It gets a tiny bit thin in the second act, but the audience long ago has been won over as the small child Anna Mae Bullock deals with the abandonment of her parents, her bonding with her grandmother, her hooking up with Ike, leaving him after 16 years, going through a difficult period finding her own sound while raising children, and then her emergence as a world-class entertainer.
But the creative team is canny. Dor instance, they have Ike and Tina get about three-quarters of the way through a fiery rendition of “Proud Mary” that has the audience clapping along. But an argument between them cuts it off. But don’t fear, this is smart: The last song in the show’s two-song post-curtain call encores is, you guessed it – giving the entire evening the closure it demanded.
Throughout, it contends that Tina’s life and her music was influenced by her difficult upbringing, the gospel music she first sang in church, her African roots. At crucial times, her pre-teen self and her beloved grandmother re-appear in crucial crossroads as inspiration, admonishment and encouragement.
It spares nothing in its depiction of complex and difficult relationships – not just with Ike, but also the difficult lifelong relations with her mother after the woman initially abandoned her and then begrudgingly gave her a home base in St. Louis.
The original production that started in London and moved to New York was directed by the veteran Phyllida Lloyd (everything from Shakespeare to Mamma Mia!), and stunning choreography by Anthony Van Laast that surpasses the adjective kinetic. The costuming by Mark Thompson reflects more than a half-century of style changes. On Broadway, there were 180 wigs used and 430 costumes. Doubtless, a similar number is in use here.
Special praise is due Nicholas Skilbeck who gets the title musical supervisor, but in addition to molding the performances, was the arranger and worked with orchestrator Ethan Popp. They kept the crucial sound of the recognizable music, but enhanced it immeasurably by inserting a subtle freshness. Of course, the pounding pyrotechnic band likely audible in the Florida Keys (half of whom are local contractors) was beyond adjectives as led by Anne Shuttlesworth.
The set design is economical by the aforementioned Thompson in every sense – primarily rolled on furniture and often no set at all – but the change of scenes from a Tennessee cotton fields to London is handily achieved by slightly impressionistic blurry projections on the back wall by Jeff Sugg and an infinite array of lighting changes by Bruno Poet.
In the cast, the tall charismatic Garrett Turner
nails the mercurial needy abusive Ike in all his complexities. We never forgive Ike or excuse him, but Garrett Turner allows you to see the complex creature inside.

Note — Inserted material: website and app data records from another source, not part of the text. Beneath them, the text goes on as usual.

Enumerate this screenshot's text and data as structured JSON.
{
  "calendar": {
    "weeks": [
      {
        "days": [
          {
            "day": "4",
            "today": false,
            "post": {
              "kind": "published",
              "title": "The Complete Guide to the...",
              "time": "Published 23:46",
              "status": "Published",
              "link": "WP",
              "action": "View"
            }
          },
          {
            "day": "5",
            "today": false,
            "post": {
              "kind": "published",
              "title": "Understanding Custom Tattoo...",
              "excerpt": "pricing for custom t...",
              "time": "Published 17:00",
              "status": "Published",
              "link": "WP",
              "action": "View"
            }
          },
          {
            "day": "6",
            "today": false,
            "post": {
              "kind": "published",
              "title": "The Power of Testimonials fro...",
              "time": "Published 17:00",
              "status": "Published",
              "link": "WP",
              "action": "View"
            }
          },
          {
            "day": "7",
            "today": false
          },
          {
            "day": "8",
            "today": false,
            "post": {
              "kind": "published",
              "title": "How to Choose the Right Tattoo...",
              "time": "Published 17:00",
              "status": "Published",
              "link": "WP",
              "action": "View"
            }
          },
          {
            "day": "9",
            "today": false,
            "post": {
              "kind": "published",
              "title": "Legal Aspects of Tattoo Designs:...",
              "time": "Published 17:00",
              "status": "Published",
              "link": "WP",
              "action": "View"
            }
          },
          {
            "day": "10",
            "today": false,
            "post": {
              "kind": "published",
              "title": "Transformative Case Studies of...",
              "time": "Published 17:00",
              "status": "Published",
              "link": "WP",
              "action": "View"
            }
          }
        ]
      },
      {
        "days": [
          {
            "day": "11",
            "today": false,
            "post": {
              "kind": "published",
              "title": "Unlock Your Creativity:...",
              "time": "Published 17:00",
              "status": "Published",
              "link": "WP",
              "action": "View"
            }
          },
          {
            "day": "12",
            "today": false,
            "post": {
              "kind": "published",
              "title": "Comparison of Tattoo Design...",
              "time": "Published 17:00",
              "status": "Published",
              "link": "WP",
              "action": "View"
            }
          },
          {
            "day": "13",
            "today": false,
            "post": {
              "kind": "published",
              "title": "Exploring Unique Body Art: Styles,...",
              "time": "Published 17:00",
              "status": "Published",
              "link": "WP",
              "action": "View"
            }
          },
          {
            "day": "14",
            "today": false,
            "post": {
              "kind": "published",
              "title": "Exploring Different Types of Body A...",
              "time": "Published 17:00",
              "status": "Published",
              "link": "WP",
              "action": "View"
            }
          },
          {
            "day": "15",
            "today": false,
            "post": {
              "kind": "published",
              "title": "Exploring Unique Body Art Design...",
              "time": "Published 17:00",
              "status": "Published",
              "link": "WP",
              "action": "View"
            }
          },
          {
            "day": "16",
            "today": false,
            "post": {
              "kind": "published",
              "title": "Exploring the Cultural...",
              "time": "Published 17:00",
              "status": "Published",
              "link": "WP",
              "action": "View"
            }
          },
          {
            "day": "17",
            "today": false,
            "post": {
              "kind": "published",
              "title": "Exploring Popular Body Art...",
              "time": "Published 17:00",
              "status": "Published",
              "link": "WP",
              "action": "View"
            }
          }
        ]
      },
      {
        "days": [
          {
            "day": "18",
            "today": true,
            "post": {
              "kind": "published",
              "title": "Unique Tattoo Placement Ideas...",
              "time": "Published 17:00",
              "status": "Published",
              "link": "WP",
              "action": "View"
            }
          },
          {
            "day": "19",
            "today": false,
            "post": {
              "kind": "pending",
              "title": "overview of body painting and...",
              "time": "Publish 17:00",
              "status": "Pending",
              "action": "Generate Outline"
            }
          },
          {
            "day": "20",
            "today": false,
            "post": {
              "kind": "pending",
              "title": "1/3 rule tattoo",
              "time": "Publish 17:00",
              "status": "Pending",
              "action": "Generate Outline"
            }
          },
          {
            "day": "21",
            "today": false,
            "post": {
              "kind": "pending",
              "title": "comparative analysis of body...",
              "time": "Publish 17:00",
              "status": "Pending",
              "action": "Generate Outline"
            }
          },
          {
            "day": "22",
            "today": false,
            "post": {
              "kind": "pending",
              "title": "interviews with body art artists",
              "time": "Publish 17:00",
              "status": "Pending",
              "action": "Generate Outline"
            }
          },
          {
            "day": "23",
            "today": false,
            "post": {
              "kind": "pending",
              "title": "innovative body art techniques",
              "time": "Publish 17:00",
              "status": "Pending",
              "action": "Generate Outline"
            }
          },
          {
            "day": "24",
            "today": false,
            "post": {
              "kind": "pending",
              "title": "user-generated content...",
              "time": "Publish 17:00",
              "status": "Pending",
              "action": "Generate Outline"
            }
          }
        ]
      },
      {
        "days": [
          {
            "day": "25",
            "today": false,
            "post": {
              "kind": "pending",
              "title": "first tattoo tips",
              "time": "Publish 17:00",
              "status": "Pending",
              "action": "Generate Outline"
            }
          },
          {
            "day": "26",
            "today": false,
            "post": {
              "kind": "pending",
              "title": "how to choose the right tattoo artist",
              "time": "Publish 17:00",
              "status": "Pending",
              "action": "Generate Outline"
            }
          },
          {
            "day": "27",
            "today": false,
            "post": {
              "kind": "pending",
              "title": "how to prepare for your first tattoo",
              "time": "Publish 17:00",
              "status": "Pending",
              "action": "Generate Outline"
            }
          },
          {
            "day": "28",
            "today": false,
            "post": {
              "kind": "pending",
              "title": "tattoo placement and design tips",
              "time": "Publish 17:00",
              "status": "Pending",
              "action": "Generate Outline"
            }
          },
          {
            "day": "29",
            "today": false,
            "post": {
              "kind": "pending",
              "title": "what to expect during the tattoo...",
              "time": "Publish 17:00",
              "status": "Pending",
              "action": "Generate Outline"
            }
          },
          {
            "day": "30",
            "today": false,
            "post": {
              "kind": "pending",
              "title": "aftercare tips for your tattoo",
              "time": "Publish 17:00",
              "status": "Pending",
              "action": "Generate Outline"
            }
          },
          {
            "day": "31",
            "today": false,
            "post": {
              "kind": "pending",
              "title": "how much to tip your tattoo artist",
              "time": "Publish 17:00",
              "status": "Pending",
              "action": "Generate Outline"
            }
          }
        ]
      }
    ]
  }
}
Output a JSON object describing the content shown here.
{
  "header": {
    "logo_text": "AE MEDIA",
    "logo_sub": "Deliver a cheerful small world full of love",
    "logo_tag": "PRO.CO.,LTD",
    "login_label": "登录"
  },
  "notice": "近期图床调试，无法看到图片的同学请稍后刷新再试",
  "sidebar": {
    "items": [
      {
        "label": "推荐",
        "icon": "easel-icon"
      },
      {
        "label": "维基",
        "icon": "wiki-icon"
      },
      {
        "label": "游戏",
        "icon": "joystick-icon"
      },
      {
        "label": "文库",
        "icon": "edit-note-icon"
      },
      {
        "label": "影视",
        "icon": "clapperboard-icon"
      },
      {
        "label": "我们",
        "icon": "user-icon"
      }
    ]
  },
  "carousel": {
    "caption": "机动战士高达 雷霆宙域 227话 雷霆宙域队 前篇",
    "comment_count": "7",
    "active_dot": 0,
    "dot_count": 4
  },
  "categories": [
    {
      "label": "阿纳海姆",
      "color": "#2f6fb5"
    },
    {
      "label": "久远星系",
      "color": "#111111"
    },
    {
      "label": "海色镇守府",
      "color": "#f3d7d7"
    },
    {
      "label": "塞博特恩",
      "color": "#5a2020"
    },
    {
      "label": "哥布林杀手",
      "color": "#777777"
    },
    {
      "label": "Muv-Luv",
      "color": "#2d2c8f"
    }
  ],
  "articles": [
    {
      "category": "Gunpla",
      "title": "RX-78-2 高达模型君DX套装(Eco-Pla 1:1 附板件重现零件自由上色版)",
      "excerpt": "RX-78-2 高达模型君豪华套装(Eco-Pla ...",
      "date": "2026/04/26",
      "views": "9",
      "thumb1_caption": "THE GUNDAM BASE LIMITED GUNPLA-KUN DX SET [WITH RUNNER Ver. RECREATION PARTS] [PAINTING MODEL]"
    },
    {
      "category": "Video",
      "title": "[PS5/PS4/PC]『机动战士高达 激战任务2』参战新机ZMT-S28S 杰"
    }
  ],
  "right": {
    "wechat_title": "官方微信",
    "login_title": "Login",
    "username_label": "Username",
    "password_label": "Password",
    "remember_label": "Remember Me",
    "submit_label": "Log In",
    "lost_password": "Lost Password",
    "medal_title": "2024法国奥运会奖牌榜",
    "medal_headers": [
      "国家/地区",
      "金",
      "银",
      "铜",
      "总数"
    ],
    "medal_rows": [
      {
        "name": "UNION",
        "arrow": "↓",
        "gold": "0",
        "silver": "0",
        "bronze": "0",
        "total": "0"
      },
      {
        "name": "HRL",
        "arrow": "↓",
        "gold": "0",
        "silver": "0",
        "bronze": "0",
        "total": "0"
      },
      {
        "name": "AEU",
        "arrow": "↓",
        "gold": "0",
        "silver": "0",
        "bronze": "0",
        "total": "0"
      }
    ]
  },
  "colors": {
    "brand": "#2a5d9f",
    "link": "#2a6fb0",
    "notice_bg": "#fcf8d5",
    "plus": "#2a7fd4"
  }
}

Most everyone else in the cast slips in and out of the ensemble, but some are notable when they emerge to play the role of someone in her life, including Parris Lewis as her sister Alline, Taylor A. Blackman as Raymond, plus Roz White as her mother Zelma, and Ayvah Johnson as the adorable young Anna Mae.
So in the Broward Center lobby, a few signs have been posted that warn no photography or recording (which was copiously ignored during the finale). But also it warned “Audience members disturbing other patrons by singing along may be removed from the theater.”
Opening night, the crowd respected the admonition, but in the two-song curtain call numbers, Rodgers not only encouraged them, but the crowd delivered their thank you by becoming a full-throated back-up group.
Tina plays through Jan. 29 at the Broward Center for the Performing Arts, 201 SW Fifth Ave., Fort Lauderdale, as part of the Broadway Across America-Fort Lauderdale. 8 p.m. Tuesday-Saturday, 2 p.m. Saturday, 1 and 6:30 p.m. Sunday. Visit BrowardCenter.org or call (954) 462-0222. Running time approximately 2 hours, 45 minutes with a 15-minute intermission. Prices range from $49 to $140.